*Work task*
Pick every line out of the entries below that has the string "JSON", and copy it.

*Input data*
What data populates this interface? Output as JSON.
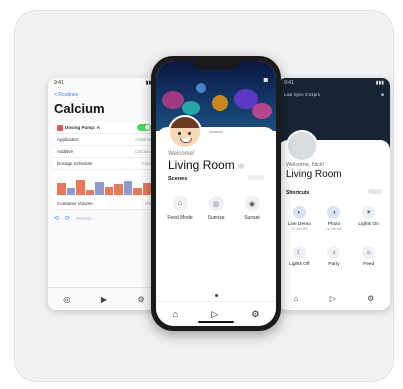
{
  "left_screen": {
    "time": "9:41",
    "back_label": "< Routines",
    "title": "Calcium",
    "dosing_pump": "Dosing Pump: A",
    "rows": [
      {
        "label": "Application",
        "value": "Additive"
      },
      {
        "label": "Additive",
        "value": "Calcium"
      },
      {
        "label": "Dosage Schedule",
        "value": "Auto"
      }
    ],
    "container_label": "Container Volume",
    "container_value": "Fill",
    "schedule_bars": [
      0.55,
      0.3,
      0.7,
      0.25,
      0.6,
      0.35,
      0.5,
      0.65,
      0.3,
      0.55
    ],
    "tools_text": "Refresh"
  },
  "right_screen": {
    "time": "9:41",
    "top_text": "Last Sync 9:41pm",
    "welcome": "Welcome, Nick!",
    "room": "Living Room",
    "section": "Shortcuts",
    "shortcuts": [
      {
        "label": "Live Demo",
        "sub": "12 min left",
        "icon": "◐",
        "active": true
      },
      {
        "label": "Photo",
        "sub": "15 min left",
        "icon": "◑",
        "active": true
      },
      {
        "label": "Lights On",
        "sub": "",
        "icon": "☀",
        "active": false
      },
      {
        "label": "Lights Off",
        "sub": "",
        "icon": "☾",
        "active": false
      },
      {
        "label": "Party",
        "sub": "",
        "icon": "♪",
        "active": false
      },
      {
        "label": "Feed",
        "sub": "",
        "icon": "♨",
        "active": false
      }
    ]
  },
  "center_screen": {
    "welcome": "Welcome!",
    "room": "Living Room",
    "section": "Scenes",
    "scenes": [
      {
        "label": "Feed Mode",
        "icon": "⌂"
      },
      {
        "label": "Sunrise",
        "icon": "◎"
      },
      {
        "label": "Sunset",
        "icon": "◉"
      }
    ]
  },
  "colors": {
    "accent": "#1e3a8a",
    "toggle_on": "#4cd964",
    "bar_primary": "#e8795c",
    "bar_secondary": "#8e9ad0"
  }
}
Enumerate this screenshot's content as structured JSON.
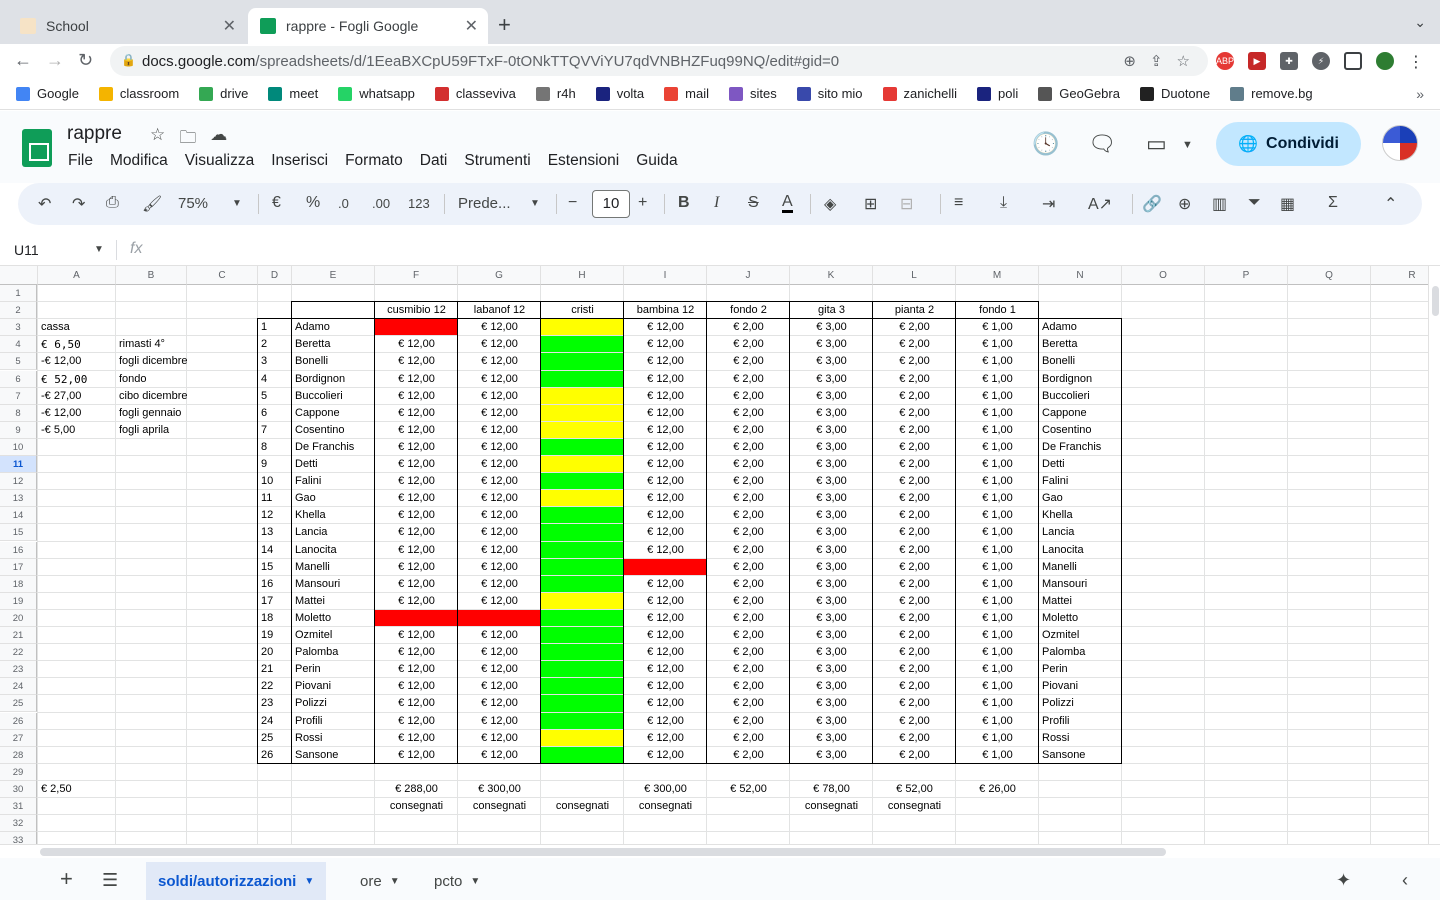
{
  "browser": {
    "tabs": [
      {
        "title": "School",
        "active": false
      },
      {
        "title": "rappre - Fogli Google",
        "active": true
      }
    ],
    "url_host": "docs.google.com",
    "url_path": "/spreadsheets/d/1EeaBXCpU59FTxF-0tONkTTQVViYU7qdVNBHZFuq99NQ/edit#gid=0",
    "bookmarks": [
      {
        "label": "Google",
        "color": "#4285f4"
      },
      {
        "label": "classroom",
        "color": "#f4b400"
      },
      {
        "label": "drive",
        "color": "#34a853"
      },
      {
        "label": "meet",
        "color": "#00897b"
      },
      {
        "label": "whatsapp",
        "color": "#25d366"
      },
      {
        "label": "classeviva",
        "color": "#d32f2f"
      },
      {
        "label": "r4h",
        "color": "#757575"
      },
      {
        "label": "volta",
        "color": "#1a237e"
      },
      {
        "label": "mail",
        "color": "#ea4335"
      },
      {
        "label": "sites",
        "color": "#7e57c2"
      },
      {
        "label": "sito mio",
        "color": "#3949ab"
      },
      {
        "label": "zanichelli",
        "color": "#e53935"
      },
      {
        "label": "poli",
        "color": "#1a237e"
      },
      {
        "label": "GeoGebra",
        "color": "#555555"
      },
      {
        "label": "Duotone",
        "color": "#212121"
      },
      {
        "label": "remove.bg",
        "color": "#607d8b"
      }
    ]
  },
  "doc": {
    "title": "rappre",
    "menu": [
      "File",
      "Modifica",
      "Visualizza",
      "Inserisci",
      "Formato",
      "Dati",
      "Strumenti",
      "Estensioni",
      "Guida"
    ],
    "share_label": "Condividi"
  },
  "toolbar": {
    "zoom": "75%",
    "currency": "€",
    "percent": "%",
    "dec_less": ".0",
    "dec_more": ".00",
    "format_123": "123",
    "font": "Prede...",
    "font_size": "10"
  },
  "formula_bar": {
    "name_box": "U11",
    "fx": "fx",
    "selected_row": 11
  },
  "sheet": {
    "columns": [
      "A",
      "B",
      "C",
      "D",
      "E",
      "F",
      "G",
      "H",
      "I",
      "J",
      "K",
      "L",
      "M",
      "N",
      "O",
      "P",
      "Q",
      "R"
    ],
    "rows": 33,
    "headers": {
      "F": "cusmibio 12",
      "G": "labanof 12",
      "H": "cristi",
      "I": "bambina 12",
      "J": "fondo 2",
      "K": "gita 3",
      "L": "pianta 2",
      "M": "fondo 1"
    },
    "cassa": [
      {
        "a": "cassa",
        "b": ""
      },
      {
        "a": "€ 6,50",
        "b": "rimasti 4°"
      },
      {
        "a": "-€ 12,00",
        "b": "fogli dicembre"
      },
      {
        "a": "€ 52,00",
        "b": "fondo"
      },
      {
        "a": "-€ 27,00",
        "b": "cibo dicembre"
      },
      {
        "a": "-€ 12,00",
        "b": "fogli gennaio"
      },
      {
        "a": "-€ 5,00",
        "b": "fogli aprila"
      }
    ],
    "a30": "€ 2,50",
    "students": [
      "Adamo",
      "Beretta",
      "Bonelli",
      "Bordignon",
      "Buccolieri",
      "Cappone",
      "Cosentino",
      "De Franchis",
      "Detti",
      "Falini",
      "Gao",
      "Khella",
      "Lancia",
      "Lanocita",
      "Manelli",
      "Mansouri",
      "Mattei",
      "Moletto",
      "Ozmitel",
      "Palomba",
      "Perin",
      "Piovani",
      "Polizzi",
      "Profili",
      "Rossi",
      "Sansone"
    ],
    "values": {
      "F": "€ 12,00",
      "G": "€ 12,00",
      "I": "€ 12,00",
      "J": "€ 2,00",
      "K": "€ 3,00",
      "L": "€ 2,00",
      "M": "€ 1,00"
    },
    "missing": {
      "F": [
        "Adamo",
        "Moletto"
      ],
      "G": [
        "Moletto"
      ],
      "I": [
        "Manelli"
      ]
    },
    "cristi_yellow": [
      "Adamo",
      "Buccolieri",
      "Cappone",
      "Cosentino",
      "Detti",
      "Gao",
      "Mattei",
      "Rossi"
    ],
    "colors": {
      "green": "#00ff00",
      "yellow": "#ffff00",
      "red": "#ff0000"
    },
    "totals": {
      "F": "€ 288,00",
      "G": "€ 300,00",
      "I": "€ 300,00",
      "J": "€ 52,00",
      "K": "€ 78,00",
      "L": "€ 52,00",
      "M": "€ 26,00"
    },
    "delivered_label": "consegnati",
    "delivered_cols": [
      "F",
      "G",
      "H",
      "I",
      "K",
      "L"
    ]
  },
  "sheet_tabs": [
    {
      "label": "soldi/autorizzazioni",
      "active": true
    },
    {
      "label": "ore",
      "active": false
    },
    {
      "label": "pcto",
      "active": false
    }
  ]
}
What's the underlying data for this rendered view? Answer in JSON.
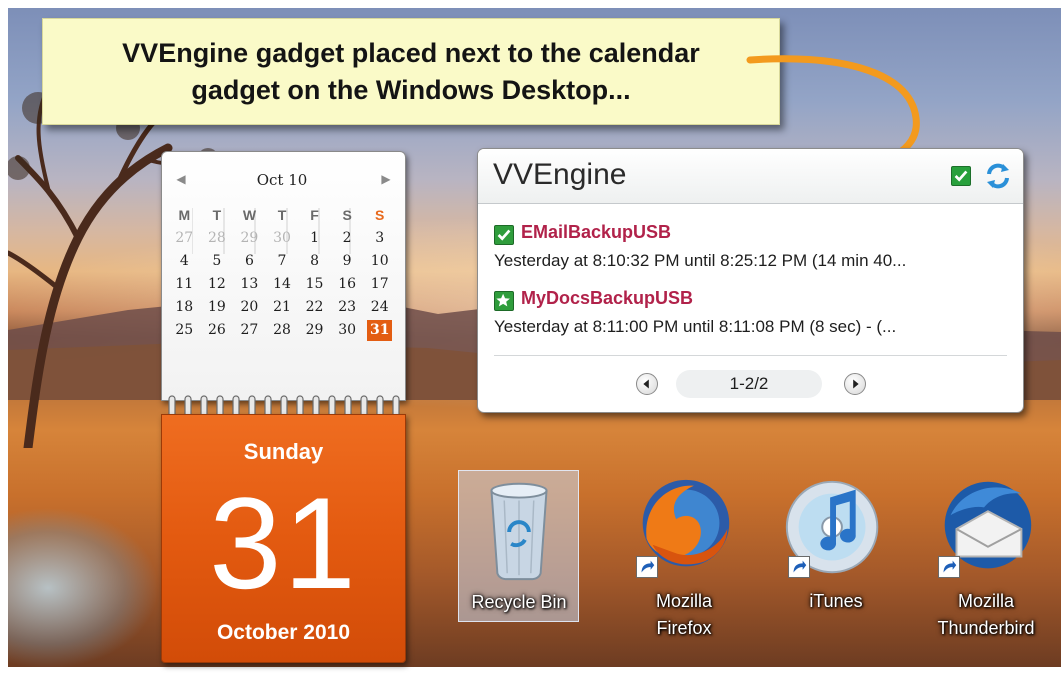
{
  "callout": {
    "text": "VVEngine gadget placed next to the calendar gadget on the Windows Desktop..."
  },
  "calendar": {
    "month_label": "Oct 10",
    "weekdays": [
      "M",
      "T",
      "W",
      "T",
      "F",
      "S",
      "S"
    ],
    "weeks": [
      [
        "27",
        "28",
        "29",
        "30",
        "1",
        "2",
        "3"
      ],
      [
        "4",
        "5",
        "6",
        "7",
        "8",
        "9",
        "10"
      ],
      [
        "11",
        "12",
        "13",
        "14",
        "15",
        "16",
        "17"
      ],
      [
        "18",
        "19",
        "20",
        "21",
        "22",
        "23",
        "24"
      ],
      [
        "25",
        "26",
        "27",
        "28",
        "29",
        "30",
        "31"
      ]
    ],
    "today": "31",
    "day_name": "Sunday",
    "day_number": "31",
    "month_year": "October 2010",
    "accent_color": "#e35d12"
  },
  "vvengine": {
    "title": "VVEngine",
    "jobs": [
      {
        "icon": "check-icon",
        "name": "EMailBackupUSB",
        "detail": "Yesterday at 8:10:32 PM until 8:25:12 PM (14 min 40..."
      },
      {
        "icon": "star-icon",
        "name": "MyDocsBackupUSB",
        "detail": "Yesterday at 8:11:00 PM until 8:11:08 PM (8 sec) - (..."
      }
    ],
    "pager": "1-2/2",
    "name_color": "#b1224a"
  },
  "desktop_icons": [
    {
      "label_lines": [
        "Recycle Bin"
      ],
      "icon": "recycle-bin-icon",
      "selected": true
    },
    {
      "label_lines": [
        "Mozilla",
        "Firefox"
      ],
      "icon": "firefox-icon",
      "selected": false
    },
    {
      "label_lines": [
        "iTunes"
      ],
      "icon": "itunes-icon",
      "selected": false
    },
    {
      "label_lines": [
        "Mozilla",
        "Thunderbird"
      ],
      "icon": "thunderbird-icon",
      "selected": false
    }
  ]
}
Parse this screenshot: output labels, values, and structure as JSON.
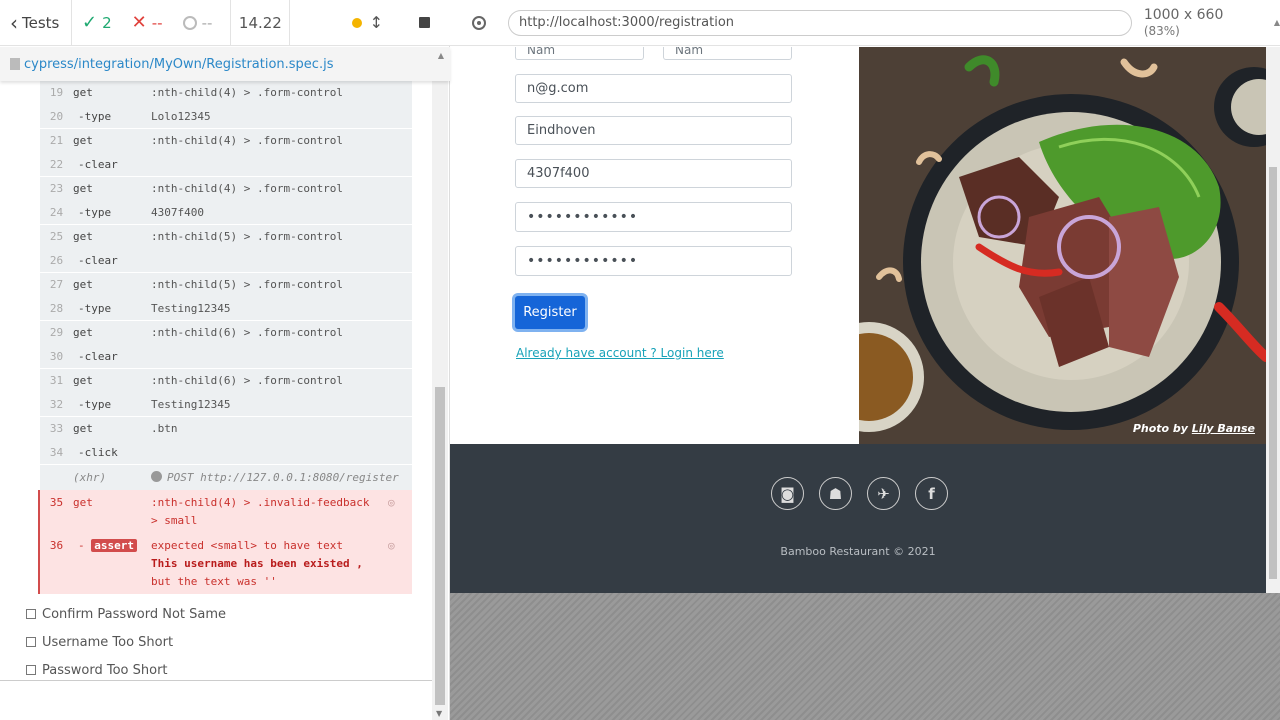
{
  "runner": {
    "tests_label": "Tests",
    "passed": "2",
    "failed": "--",
    "pending": "--",
    "duration": "14.22",
    "spec_path": "cypress/integration/MyOwn/Registration.spec.js"
  },
  "commands": [
    {
      "n1": "19",
      "c1": "get",
      "a1": ":nth-child(4) > .form-control",
      "n2": "20",
      "c2": "-type",
      "a2": "Lolo12345"
    },
    {
      "n1": "21",
      "c1": "get",
      "a1": ":nth-child(4) > .form-control",
      "n2": "22",
      "c2": "-clear",
      "a2": ""
    },
    {
      "n1": "23",
      "c1": "get",
      "a1": ":nth-child(4) > .form-control",
      "n2": "24",
      "c2": "-type",
      "a2": "4307f400"
    },
    {
      "n1": "25",
      "c1": "get",
      "a1": ":nth-child(5) > .form-control",
      "n2": "26",
      "c2": "-clear",
      "a2": ""
    },
    {
      "n1": "27",
      "c1": "get",
      "a1": ":nth-child(5) > .form-control",
      "n2": "28",
      "c2": "-type",
      "a2": "Testing12345"
    },
    {
      "n1": "29",
      "c1": "get",
      "a1": ":nth-child(6) > .form-control",
      "n2": "30",
      "c2": "-clear",
      "a2": ""
    },
    {
      "n1": "31",
      "c1": "get",
      "a1": ":nth-child(6) > .form-control",
      "n2": "32",
      "c2": "-type",
      "a2": "Testing12345"
    },
    {
      "n1": "33",
      "c1": "get",
      "a1": ".btn",
      "n2": "34",
      "c2": "-click",
      "a2": ""
    }
  ],
  "xhr": {
    "label": "(xhr)",
    "text": "POST http://127.0.0.1:8080/register"
  },
  "error_get": {
    "n": "35",
    "c": "get",
    "a1": ":nth-child(4) > .invalid-feedback",
    "a2": "> small"
  },
  "error_assert": {
    "n": "36",
    "dash": "-",
    "badge": "assert",
    "l1": "expected  <small>  to have text",
    "l2": "This username has been existed ,",
    "l3": "but the text was  ''"
  },
  "tests": [
    "Confirm Password Not Same",
    "Username Too Short",
    "Password Too Short"
  ],
  "aut": {
    "url": "http://localhost:3000/registration",
    "viewport": "1000 x 660",
    "scale": "(83%)"
  },
  "form": {
    "first_name": "Nam",
    "last_name": "Nam",
    "email": "n@g.com",
    "city": "Eindhoven",
    "username": "4307f400",
    "password": "••••••••••••",
    "confirm_password": "••••••••••••",
    "register_label": "Register",
    "login_link": "Already have account ? Login here"
  },
  "photo": {
    "credit_prefix": "Photo by ",
    "author": "Lily Banse"
  },
  "footer": {
    "icons": [
      "instagram-icon",
      "snapchat-icon",
      "twitter-icon",
      "facebook-icon"
    ],
    "copyright": "Bamboo Restaurant © 2021"
  }
}
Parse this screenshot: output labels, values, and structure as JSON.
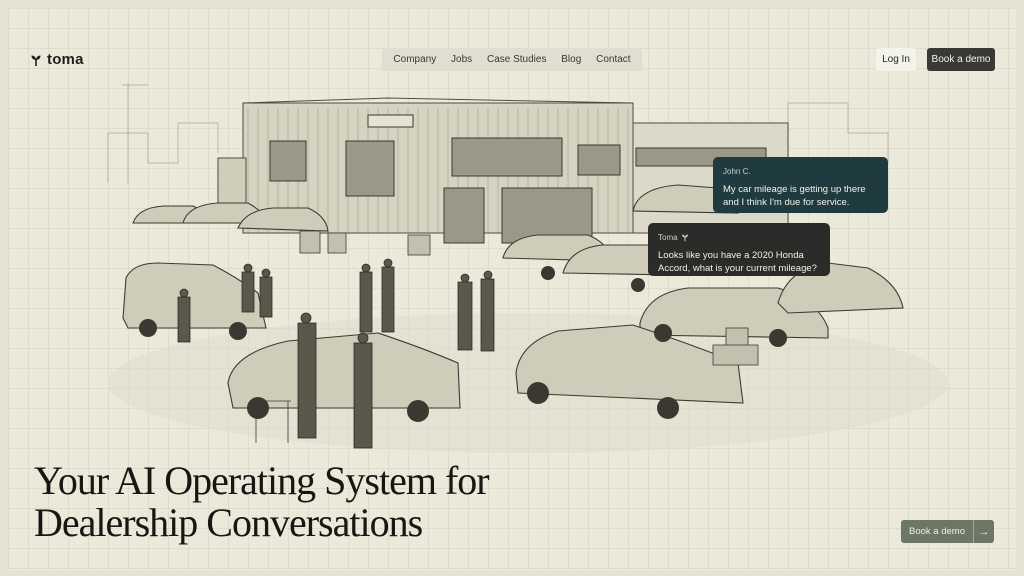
{
  "brand": {
    "name": "toma",
    "logo_icon": "toma-sprout-icon"
  },
  "nav": {
    "items": [
      {
        "label": "Company"
      },
      {
        "label": "Jobs"
      },
      {
        "label": "Case Studies"
      },
      {
        "label": "Blog"
      },
      {
        "label": "Contact"
      }
    ]
  },
  "header": {
    "login_label": "Log In",
    "demo_label": "Book a demo"
  },
  "chat": {
    "user": {
      "name": "John C.",
      "message": "My car mileage is getting up there and I think I'm due for service."
    },
    "bot": {
      "name": "Toma",
      "icon": "toma-sprout-icon",
      "message": "Looks like you have a 2020 Honda Accord, what is your current mileage?"
    }
  },
  "hero": {
    "title_line1": "Your AI Operating System for",
    "title_line2": "Dealership Conversations",
    "cta_label": "Book a demo",
    "cta_icon": "arrow-right-icon"
  },
  "colors": {
    "background": "#ebe9da",
    "user_bubble": "#1f3b3f",
    "bot_bubble": "#2b2b29",
    "cta": "#6c7765",
    "dark_button": "#3a3935"
  }
}
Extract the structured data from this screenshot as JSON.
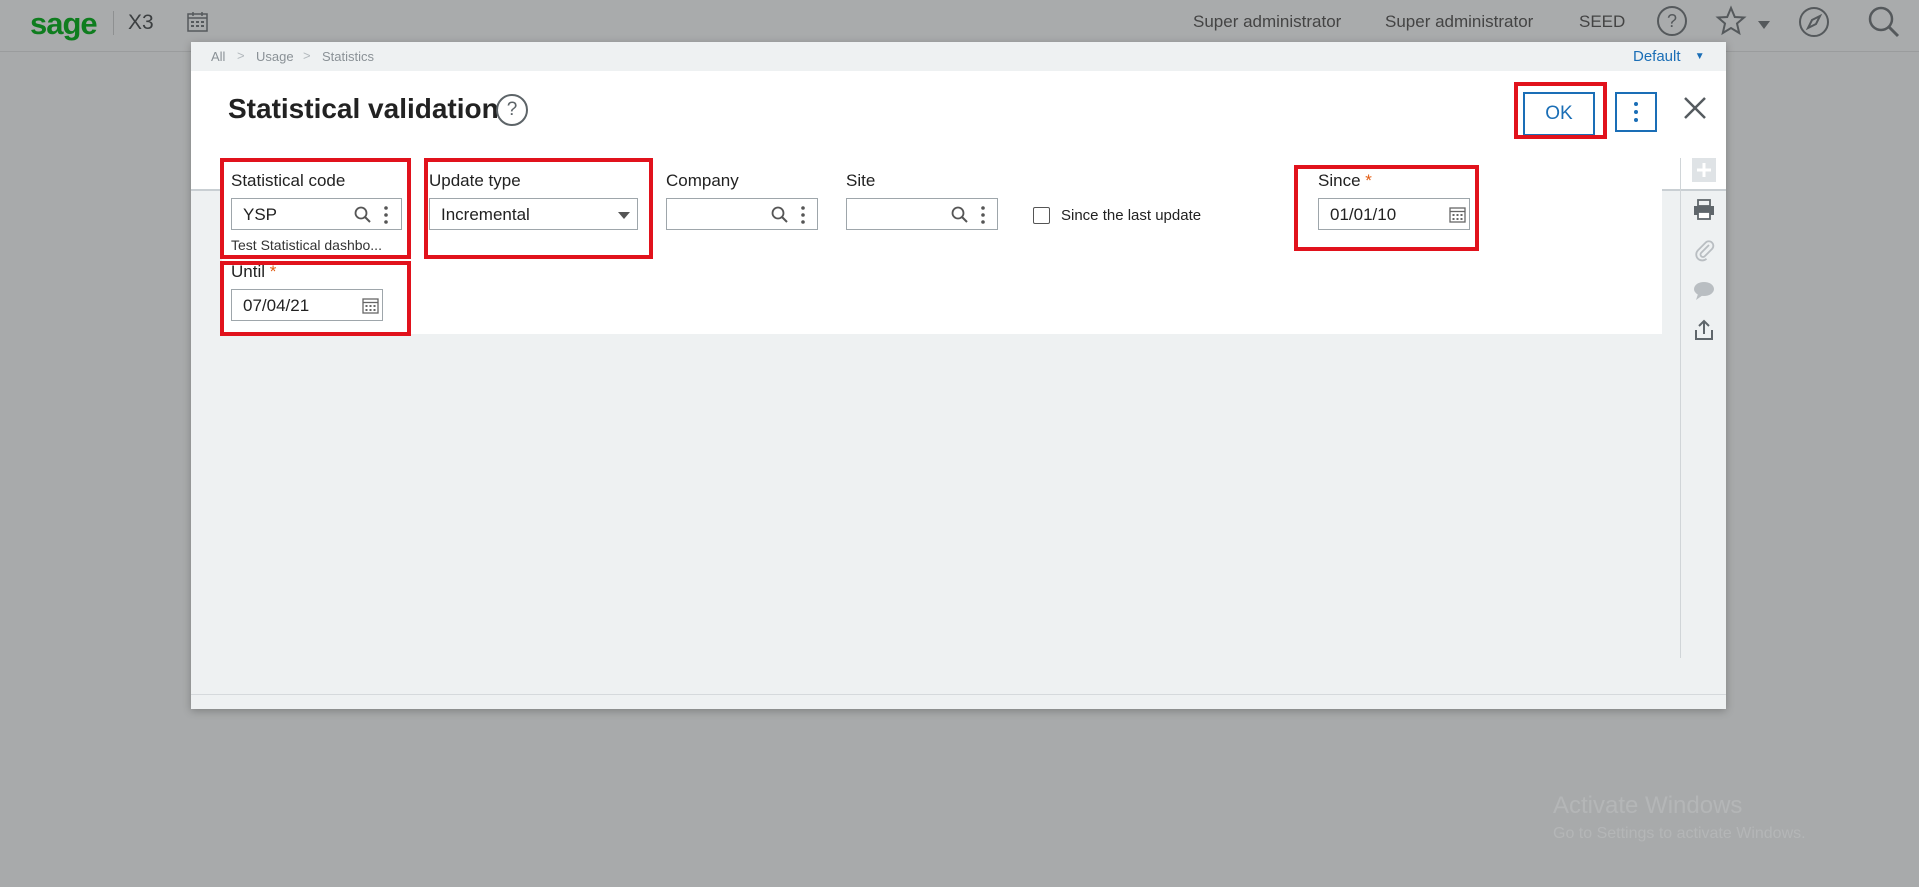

*Solution for this problem*
What data populates this interface? Output as JSON.
Enumerate this screenshot's content as structured JSON.
What's the underlying data for this rendered view? Answer in JSON.
Parse this screenshot: output labels, values, and structure as JSON.
Parse this screenshot: output labels, values, and structure as JSON.
Extract the structured data from this screenshot as JSON.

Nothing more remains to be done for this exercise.